### INSTRUCTIONS FOR THE TASK
Give the records below again in full, exactly as written, but without any images.

### INPUT DATA
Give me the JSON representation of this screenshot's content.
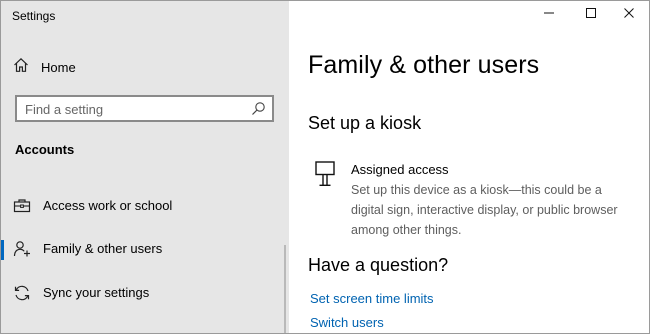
{
  "window": {
    "title": "Settings",
    "controls": {
      "minimize": "minimize-icon",
      "maximize": "maximize-icon",
      "close": "close-icon"
    }
  },
  "sidebar": {
    "home": {
      "label": "Home",
      "icon": "home-icon"
    },
    "search": {
      "placeholder": "Find a setting",
      "icon": "search-icon"
    },
    "section_heading": "Accounts",
    "items": [
      {
        "label": "Access work or school",
        "icon": "briefcase-icon",
        "selected": false
      },
      {
        "label": "Family & other users",
        "icon": "person-add-icon",
        "selected": true
      },
      {
        "label": "Sync your settings",
        "icon": "sync-icon",
        "selected": false
      }
    ]
  },
  "main": {
    "page_title": "Family & other users",
    "kiosk": {
      "heading": "Set up a kiosk",
      "item_title": "Assigned access",
      "item_description": "Set up this device as a kiosk—this could be a digital sign, interactive display, or public browser among other things.",
      "icon": "kiosk-monitor-icon"
    },
    "question": {
      "heading": "Have a question?",
      "links": [
        "Set screen time limits",
        "Switch users"
      ]
    }
  },
  "colors": {
    "sidebar_bg": "#e6e6e6",
    "accent": "#0067c0",
    "link": "#0063b1",
    "muted_text": "#5e5e5e"
  }
}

### SOLUTION TO THE EXERCISE
Give me the JSON representation of this screenshot's content.
{
  "window": {
    "title": "Settings",
    "controls": {
      "minimize": "minimize-icon",
      "maximize": "maximize-icon",
      "close": "close-icon"
    }
  },
  "sidebar": {
    "home": {
      "label": "Home",
      "icon": "home-icon"
    },
    "search": {
      "placeholder": "Find a setting",
      "icon": "search-icon"
    },
    "section_heading": "Accounts",
    "items": [
      {
        "label": "Access work or school",
        "icon": "briefcase-icon",
        "selected": false
      },
      {
        "label": "Family & other users",
        "icon": "person-add-icon",
        "selected": true
      },
      {
        "label": "Sync your settings",
        "icon": "sync-icon",
        "selected": false
      }
    ]
  },
  "main": {
    "page_title": "Family & other users",
    "kiosk": {
      "heading": "Set up a kiosk",
      "item_title": "Assigned access",
      "item_description": "Set up this device as a kiosk—this could be a digital sign, interactive display, or public browser among other things.",
      "icon": "kiosk-monitor-icon"
    },
    "question": {
      "heading": "Have a question?",
      "links": [
        "Set screen time limits",
        "Switch users"
      ]
    }
  },
  "colors": {
    "sidebar_bg": "#e6e6e6",
    "accent": "#0067c0",
    "link": "#0063b1",
    "muted_text": "#5e5e5e"
  }
}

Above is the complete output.